At first glance WiMAX does not fit in developed countries, as there are less expensive alternatives that will out-compete. For example, Israel has begun WIMAX trials; Croatia has awarded 10 WIMAX licenses to WMAX Telecom to service also Slovakia and Austria; the provincial government in Alberta, Canada will make high-speed Internet access, multimedia apps and streaming video and music available to 80% of its territory via fixed WIMAX service using NORTEL backhaul and Airspan equipment. The intent, as everywhere, is to eventually migrate to mobile WIMAX.
It becomes quite obvious that the most profitable future for WiMAX eventually demands that a convergence must be achieved between 802.16e and 802.16-2004, high-speed mobility paired with soft hand-offs and also network management. There are the five product “waves” that must undergo certification, a process that is projected to take 2-3 years.

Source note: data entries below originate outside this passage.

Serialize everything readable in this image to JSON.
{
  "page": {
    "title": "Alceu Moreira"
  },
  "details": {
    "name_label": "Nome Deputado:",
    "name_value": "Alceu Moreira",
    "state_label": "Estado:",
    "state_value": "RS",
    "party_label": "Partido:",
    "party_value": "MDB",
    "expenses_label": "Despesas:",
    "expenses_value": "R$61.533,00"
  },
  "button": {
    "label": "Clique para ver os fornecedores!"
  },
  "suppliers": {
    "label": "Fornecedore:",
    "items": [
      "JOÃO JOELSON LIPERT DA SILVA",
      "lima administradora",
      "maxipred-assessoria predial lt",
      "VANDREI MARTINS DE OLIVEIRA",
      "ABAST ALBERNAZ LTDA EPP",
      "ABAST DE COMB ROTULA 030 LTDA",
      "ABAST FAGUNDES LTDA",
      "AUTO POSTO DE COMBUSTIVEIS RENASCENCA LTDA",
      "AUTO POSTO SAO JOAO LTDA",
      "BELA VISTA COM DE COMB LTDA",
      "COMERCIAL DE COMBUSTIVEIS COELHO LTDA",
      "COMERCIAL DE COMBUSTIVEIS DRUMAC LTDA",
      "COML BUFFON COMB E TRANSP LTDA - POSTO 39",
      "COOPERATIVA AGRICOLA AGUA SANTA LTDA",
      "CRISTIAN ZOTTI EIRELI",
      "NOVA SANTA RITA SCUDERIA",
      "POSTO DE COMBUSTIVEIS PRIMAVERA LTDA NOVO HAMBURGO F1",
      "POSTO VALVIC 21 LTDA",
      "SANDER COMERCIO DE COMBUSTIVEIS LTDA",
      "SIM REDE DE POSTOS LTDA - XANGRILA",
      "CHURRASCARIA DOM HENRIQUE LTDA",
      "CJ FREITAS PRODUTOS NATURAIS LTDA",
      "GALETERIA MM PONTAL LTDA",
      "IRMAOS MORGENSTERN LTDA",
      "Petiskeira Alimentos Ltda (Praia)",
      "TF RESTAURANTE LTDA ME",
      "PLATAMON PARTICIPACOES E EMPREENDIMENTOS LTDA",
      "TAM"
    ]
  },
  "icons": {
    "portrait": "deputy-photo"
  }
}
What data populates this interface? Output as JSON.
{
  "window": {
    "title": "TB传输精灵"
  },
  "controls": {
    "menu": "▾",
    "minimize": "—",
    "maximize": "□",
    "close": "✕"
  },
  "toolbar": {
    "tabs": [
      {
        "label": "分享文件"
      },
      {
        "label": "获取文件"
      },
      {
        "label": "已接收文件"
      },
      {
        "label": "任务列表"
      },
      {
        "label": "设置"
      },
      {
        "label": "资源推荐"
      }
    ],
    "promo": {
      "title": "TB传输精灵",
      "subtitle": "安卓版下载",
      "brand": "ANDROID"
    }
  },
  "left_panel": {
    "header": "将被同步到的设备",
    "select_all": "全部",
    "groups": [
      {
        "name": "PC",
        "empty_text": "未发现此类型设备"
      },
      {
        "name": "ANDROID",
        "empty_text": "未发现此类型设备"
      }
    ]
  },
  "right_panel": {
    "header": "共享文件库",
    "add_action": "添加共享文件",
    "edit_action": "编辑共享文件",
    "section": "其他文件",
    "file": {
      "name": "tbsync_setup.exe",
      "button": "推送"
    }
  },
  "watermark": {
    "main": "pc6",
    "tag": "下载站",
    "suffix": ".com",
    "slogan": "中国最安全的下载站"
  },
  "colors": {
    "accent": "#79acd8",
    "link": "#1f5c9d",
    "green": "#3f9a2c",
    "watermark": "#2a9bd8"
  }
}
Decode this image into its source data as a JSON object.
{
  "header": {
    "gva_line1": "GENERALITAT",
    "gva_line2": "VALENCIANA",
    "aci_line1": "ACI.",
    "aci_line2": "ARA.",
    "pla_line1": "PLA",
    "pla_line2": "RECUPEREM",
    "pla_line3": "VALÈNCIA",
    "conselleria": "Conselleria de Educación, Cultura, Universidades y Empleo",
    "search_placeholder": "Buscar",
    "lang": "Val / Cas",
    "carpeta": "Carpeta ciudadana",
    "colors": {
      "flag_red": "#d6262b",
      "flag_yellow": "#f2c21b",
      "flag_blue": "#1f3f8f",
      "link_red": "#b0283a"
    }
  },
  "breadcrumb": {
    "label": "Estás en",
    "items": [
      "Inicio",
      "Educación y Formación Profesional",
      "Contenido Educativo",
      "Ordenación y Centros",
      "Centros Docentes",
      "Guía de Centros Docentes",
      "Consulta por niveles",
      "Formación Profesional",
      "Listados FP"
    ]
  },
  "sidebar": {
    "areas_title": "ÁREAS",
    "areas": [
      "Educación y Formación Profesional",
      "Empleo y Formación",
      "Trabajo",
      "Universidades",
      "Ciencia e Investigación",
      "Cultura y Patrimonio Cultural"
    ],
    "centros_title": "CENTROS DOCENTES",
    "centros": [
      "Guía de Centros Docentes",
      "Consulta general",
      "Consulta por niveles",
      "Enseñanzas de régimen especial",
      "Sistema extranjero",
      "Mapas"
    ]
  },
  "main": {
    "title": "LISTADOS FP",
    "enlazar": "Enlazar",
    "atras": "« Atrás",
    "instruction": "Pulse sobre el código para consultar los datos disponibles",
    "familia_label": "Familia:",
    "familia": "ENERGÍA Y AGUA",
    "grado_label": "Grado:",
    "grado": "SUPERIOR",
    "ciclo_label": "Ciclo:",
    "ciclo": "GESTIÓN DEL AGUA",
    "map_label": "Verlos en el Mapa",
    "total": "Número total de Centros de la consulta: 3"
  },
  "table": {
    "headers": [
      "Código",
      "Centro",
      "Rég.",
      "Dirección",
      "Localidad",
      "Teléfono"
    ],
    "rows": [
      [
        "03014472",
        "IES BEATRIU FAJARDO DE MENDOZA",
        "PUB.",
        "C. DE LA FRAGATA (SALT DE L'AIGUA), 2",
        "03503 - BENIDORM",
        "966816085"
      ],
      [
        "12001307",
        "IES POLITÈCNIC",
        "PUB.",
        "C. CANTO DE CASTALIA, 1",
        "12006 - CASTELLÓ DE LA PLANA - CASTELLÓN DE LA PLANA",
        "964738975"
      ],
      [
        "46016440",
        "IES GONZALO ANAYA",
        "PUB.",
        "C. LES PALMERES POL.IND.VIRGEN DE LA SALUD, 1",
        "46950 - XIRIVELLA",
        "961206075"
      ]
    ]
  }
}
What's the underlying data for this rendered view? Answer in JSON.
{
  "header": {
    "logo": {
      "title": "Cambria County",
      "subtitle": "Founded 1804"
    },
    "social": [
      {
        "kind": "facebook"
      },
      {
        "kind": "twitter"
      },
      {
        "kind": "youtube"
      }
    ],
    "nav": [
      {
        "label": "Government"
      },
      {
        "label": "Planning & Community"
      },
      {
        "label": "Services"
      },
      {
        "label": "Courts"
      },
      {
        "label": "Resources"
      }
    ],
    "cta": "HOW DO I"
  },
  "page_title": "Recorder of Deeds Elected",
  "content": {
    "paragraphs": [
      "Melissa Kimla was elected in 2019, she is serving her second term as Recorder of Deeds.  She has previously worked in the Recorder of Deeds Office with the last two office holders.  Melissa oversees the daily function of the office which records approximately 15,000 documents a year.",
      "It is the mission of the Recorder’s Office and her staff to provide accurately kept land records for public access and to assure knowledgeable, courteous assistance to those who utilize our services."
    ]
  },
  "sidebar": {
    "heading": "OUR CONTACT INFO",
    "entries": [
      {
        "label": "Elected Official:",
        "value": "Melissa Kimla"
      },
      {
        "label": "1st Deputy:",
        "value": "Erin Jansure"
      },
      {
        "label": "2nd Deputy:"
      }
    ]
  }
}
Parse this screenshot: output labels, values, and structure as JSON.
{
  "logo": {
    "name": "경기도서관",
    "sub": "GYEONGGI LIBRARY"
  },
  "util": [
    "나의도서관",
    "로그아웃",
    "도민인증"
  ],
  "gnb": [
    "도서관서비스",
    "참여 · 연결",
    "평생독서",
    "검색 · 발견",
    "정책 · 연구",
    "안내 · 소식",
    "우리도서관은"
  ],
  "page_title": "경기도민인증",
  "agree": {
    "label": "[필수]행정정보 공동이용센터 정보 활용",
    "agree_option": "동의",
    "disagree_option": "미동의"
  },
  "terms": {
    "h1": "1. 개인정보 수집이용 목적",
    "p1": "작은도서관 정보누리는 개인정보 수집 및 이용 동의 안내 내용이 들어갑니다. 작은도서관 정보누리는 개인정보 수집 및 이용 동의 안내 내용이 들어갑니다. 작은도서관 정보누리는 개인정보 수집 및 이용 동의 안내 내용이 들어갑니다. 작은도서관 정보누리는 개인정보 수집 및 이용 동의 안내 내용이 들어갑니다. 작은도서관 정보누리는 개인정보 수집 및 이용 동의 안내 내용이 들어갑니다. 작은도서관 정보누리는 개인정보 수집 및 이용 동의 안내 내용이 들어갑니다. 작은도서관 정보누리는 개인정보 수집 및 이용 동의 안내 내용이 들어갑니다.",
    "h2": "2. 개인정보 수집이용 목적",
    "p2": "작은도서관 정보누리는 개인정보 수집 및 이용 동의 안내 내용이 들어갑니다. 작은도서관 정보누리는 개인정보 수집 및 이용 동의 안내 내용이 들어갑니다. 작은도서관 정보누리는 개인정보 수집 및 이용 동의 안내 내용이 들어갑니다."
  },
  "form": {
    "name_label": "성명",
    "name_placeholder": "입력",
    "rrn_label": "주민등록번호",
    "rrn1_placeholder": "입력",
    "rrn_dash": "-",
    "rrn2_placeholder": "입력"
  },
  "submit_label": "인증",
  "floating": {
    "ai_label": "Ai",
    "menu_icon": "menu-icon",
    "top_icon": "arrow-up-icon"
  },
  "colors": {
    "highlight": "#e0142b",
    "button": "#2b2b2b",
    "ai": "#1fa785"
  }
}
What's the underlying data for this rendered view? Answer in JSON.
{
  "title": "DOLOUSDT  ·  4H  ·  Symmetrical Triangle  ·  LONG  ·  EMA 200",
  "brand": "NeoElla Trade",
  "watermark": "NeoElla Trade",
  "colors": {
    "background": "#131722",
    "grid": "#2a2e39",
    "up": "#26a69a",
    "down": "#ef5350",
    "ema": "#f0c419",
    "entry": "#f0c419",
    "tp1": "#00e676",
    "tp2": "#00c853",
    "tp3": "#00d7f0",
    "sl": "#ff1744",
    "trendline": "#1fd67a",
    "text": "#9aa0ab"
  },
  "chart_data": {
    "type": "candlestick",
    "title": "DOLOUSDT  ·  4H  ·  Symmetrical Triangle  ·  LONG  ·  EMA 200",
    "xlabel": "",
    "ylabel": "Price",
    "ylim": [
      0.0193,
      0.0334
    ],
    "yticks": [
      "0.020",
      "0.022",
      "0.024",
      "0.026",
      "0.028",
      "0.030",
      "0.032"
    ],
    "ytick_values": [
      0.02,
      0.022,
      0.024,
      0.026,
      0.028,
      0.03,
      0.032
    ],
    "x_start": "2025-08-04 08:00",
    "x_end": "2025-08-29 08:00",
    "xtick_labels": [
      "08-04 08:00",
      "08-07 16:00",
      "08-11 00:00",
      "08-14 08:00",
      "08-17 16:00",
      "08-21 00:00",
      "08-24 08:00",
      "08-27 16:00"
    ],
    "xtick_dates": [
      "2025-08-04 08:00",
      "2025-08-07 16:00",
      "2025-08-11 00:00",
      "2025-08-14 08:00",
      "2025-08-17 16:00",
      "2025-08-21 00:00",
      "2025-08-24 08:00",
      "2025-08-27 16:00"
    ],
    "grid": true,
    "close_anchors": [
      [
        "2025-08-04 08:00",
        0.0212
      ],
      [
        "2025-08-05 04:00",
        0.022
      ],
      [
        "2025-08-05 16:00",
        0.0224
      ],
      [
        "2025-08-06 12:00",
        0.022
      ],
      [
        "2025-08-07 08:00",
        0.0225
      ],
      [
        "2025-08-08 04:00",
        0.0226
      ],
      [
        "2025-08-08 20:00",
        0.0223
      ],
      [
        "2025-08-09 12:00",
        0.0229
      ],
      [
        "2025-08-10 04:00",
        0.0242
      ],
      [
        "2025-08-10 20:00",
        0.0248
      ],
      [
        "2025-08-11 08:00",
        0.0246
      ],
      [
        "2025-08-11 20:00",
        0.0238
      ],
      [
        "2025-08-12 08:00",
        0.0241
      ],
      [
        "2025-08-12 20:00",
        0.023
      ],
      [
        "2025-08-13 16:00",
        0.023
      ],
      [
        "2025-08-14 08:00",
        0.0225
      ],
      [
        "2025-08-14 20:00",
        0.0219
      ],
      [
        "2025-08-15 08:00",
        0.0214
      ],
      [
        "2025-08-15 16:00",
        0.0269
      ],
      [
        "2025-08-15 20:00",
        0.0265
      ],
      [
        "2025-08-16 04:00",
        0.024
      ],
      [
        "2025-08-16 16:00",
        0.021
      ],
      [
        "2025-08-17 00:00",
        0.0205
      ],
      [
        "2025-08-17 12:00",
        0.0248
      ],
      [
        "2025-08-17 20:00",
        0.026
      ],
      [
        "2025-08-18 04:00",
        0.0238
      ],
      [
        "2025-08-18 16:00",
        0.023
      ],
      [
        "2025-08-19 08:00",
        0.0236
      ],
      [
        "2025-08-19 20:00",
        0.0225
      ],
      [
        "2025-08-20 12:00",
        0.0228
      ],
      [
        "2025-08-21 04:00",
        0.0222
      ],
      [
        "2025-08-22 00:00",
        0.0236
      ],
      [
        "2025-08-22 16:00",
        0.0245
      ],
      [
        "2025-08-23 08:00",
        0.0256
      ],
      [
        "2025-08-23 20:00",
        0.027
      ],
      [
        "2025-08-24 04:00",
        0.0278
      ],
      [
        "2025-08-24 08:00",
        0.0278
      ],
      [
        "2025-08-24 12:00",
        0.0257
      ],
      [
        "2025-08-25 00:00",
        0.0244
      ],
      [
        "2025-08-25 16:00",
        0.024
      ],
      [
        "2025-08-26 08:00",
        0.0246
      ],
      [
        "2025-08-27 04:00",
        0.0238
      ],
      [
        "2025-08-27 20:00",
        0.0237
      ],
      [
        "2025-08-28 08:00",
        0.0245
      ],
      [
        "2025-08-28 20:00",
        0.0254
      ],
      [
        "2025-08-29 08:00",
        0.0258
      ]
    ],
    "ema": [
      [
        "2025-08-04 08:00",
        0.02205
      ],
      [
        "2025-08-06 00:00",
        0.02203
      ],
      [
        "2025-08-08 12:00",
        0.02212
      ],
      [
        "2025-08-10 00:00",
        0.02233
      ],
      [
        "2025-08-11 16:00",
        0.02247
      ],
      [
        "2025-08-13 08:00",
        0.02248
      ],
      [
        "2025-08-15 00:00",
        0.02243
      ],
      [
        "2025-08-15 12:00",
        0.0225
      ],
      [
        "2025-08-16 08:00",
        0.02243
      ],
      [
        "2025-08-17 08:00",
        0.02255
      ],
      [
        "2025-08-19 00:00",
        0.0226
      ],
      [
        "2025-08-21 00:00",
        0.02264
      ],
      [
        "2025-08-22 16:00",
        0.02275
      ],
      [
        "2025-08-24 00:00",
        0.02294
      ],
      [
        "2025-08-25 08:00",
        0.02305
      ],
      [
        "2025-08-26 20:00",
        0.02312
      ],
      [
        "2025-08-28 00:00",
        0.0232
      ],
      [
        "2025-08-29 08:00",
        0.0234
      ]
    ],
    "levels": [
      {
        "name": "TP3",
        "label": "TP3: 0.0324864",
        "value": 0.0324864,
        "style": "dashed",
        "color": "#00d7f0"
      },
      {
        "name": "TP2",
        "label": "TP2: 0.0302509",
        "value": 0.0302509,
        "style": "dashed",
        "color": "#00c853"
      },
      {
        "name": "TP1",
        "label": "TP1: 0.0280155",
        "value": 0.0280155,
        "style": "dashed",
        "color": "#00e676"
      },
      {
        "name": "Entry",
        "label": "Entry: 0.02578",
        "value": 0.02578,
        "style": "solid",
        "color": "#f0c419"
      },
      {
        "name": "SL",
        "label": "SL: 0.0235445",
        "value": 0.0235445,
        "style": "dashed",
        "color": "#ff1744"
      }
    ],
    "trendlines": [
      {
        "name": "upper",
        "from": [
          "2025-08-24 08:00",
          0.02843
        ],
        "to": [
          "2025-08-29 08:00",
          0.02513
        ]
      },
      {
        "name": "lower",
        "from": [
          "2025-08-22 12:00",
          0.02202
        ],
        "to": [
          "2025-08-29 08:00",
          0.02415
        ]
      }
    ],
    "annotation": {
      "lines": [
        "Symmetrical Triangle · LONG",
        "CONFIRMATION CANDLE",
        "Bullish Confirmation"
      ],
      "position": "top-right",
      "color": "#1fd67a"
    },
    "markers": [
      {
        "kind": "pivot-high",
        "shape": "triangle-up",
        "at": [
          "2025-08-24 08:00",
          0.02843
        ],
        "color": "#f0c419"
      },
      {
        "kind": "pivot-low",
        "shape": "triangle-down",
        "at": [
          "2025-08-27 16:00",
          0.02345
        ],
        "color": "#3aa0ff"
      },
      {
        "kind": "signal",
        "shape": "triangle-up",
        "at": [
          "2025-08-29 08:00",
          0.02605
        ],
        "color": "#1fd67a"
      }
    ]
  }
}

In conclusion, the uncertainties which accompany the development of WiMAX telecom networks far outweigh the overall market need for a solution which can satisfy the performance requirements of the “Wireless Triple Play”. However, today the market need which is driving WiMAX and other ‘4G’ technologies originates with the service providers. The service providers need to continually develop ‘the next big thing’ in order to differentiate their services to the consumer. If Joe Consumer is asked whether they want to watch TV on their phones, for example, most will have to think about the option for a while. If, however, that same Joe Consumer is evaluating two service packages, they are both the same price, and one includes a TV service for their mobile phone, he is likely to choose the option with the additional service. In reality these developments on the part of service providers will rescue some from inevitable bankruptcy, but most will fade into history.